It was in February when Emma Hayes was asked if she was interested in accepting the newly vacant position at AFC Wimbledon.
Did the Chelsea Women’s boss want to be the first female manager in the men’s game?
Or, to put it another way, she felt like quitting her job as leader of the nation’s top women’s team, coaching the best players, winning titles and making history for a chance to win a club in nine to keep defeats in League One.
Chelsea manager Emma Hayes (above) is often referred to as ‘the female Brian Clough’
The answer, which may not scare you, was no. It was “an insult” to women’s football to paint such an opportunity as a jump, she said. Not to mention she was adamant that AFC Wimbledon couldn’t afford her.
“I don’t know why anyone would think that women’s football is a step back from the men’s game,” she said. ‘The football world needs to wake up. Although the game is played by a different gender, it is exactly the same sport. ‘
And why should she? A day after AFC Wimbledon survived their second-to-last league game of the season despite defeat, Hayes’ Chelsea sent Bayern Munich 4-1 to overtake a deficit in the first leg and became only the second England team to win the final of the Women’s Champions League. A week later, they retained the Women’s Super League title.

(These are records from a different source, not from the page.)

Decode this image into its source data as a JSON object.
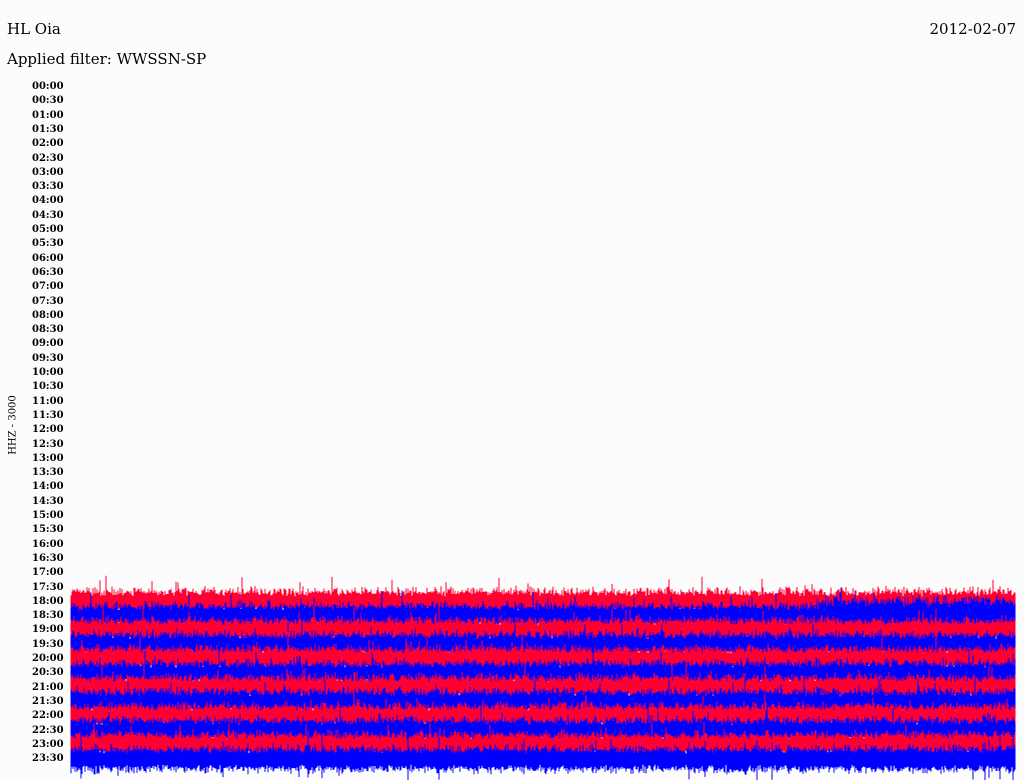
{
  "header": {
    "station": "HL Oia",
    "date": "2012-02-07",
    "filter": "Applied filter: WWSSN-SP"
  },
  "channel_label": "HHZ - 3000",
  "colors": {
    "trace_a": "#ff0033",
    "trace_b": "#0000ff",
    "background": "#fcfcfc"
  },
  "chart_data": {
    "type": "line",
    "title": "HL Oia",
    "ylabel": "HHZ - 3000",
    "row_labels": [
      "00:00",
      "00:30",
      "01:00",
      "01:30",
      "02:00",
      "02:30",
      "03:00",
      "03:30",
      "04:00",
      "04:30",
      "05:00",
      "05:30",
      "06:00",
      "06:30",
      "07:00",
      "07:30",
      "08:00",
      "08:30",
      "09:00",
      "09:30",
      "10:00",
      "10:30",
      "11:00",
      "11:30",
      "12:00",
      "12:30",
      "13:00",
      "13:30",
      "14:00",
      "14:30",
      "15:00",
      "15:30",
      "16:00",
      "16:30",
      "17:00",
      "17:30",
      "18:00",
      "18:30",
      "19:00",
      "19:30",
      "20:00",
      "20:30",
      "21:00",
      "21:30",
      "22:00",
      "22:30",
      "23:00",
      "23:30"
    ],
    "first_row_with_data": "18:00",
    "series": [
      {
        "color": "red",
        "rows": [
          "18:00",
          "19:00",
          "20:00",
          "21:00",
          "22:00",
          "23:00"
        ]
      },
      {
        "color": "blue",
        "rows": [
          "18:30",
          "19:30",
          "20:30",
          "21:30",
          "22:30",
          "23:30"
        ]
      }
    ]
  }
}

Tonight they face Barcelona to become European champions. Victory would represent their third trophy of the season after the League Cup and the title.
Hayes declined the opportunity to take charge of League One AFC Wimbledon in February
They also have the fifth round of the FA Cup.
Hayes has a chance of accomplishing something not even Pep Guardiola could do this season. Something her father’s hero, Brian Clough, never did. Win the quadruple.
What makes Hayes one of the best coaches in the world? She is open-hearted, or as she prefers to call it, “honest.” She is a master tactician. A video of her barking instructions against Chelsea players Sam Kerr and Pernille Harder during their Wolfsburg win recently went viral. Hayes can be heard telling Kerr to ‘do the double press’ while telling Harder to continue ‘on the field because of the high full backs’. It is a coaching master class.
But perhaps most importantly, it is her ability to inspire. Like all great coaches, it is capable of motivating anyone, be it a regular first team player or a team player who feels they should be more. The ability to keep them all engaged, to know their importance and to make them feel like a valued member of something greater than themselves. Hayes shows her team motivational videos of other sports stars leading up to matches, be it Michael Jordan or UFC fighter Rose Namajunas – or even of a flock of geese flying in a V formation to explain how they each get a roll. play, each supporting others to allow them to continue flying.
Hayes has won the WSL title and League Cup – now she’s chasing Champions League glory
‘She’s really motivating,’ said Harder, who became the world’s most expensive women’s player when Chelsea signed her for £ 250,000 in the summer.
She has these motivational videos for the competitions to try and give us inspiration from other people from other sports, which is really cool.
It’s really different, it could be anything – Michael Jordan, people in Esports, a geese video, a boxer. What the videos tell us is how champions are made and the mindset of it. It is good to be inspired by people in other sports. ‘
And it works. Hayes has won four WSL titles, two FA Cups and two League Cups in eight and a half years at the helm.
“It’s a team where everyone gives something to the team,” says Harder. ‘We all work together during training, off the field, on the field. That’s why we’ve been so successful. ‘
Hayes shows her team motivational videos of other sports stars leading up to competitions
Hayes learned the importance of team building and culture from Vic Akers, the former Arsenal kit man and women’s team manager who won 11 league titles between 1992 and 2009.
Under Akers, Arsenal became the first English club to reach the final of the Women’s Champions League in 2007. And it won. Hayes was his assistant.
Their Champions League victory was part of the same quadruple that Hayes could match.
Akers tells The Mail on Sunday: ‘Emma invited me to watch them train and I had the same feeling of watching them as I did with my team. They all worked hard, trained hard with a smile on their faces.
‘She is very thorough in everything she does. She has always been very confident and good at her job and is arguably the best female coach in women’s football. It is a long wait for another English team in the final. I don’t see them losing. ‘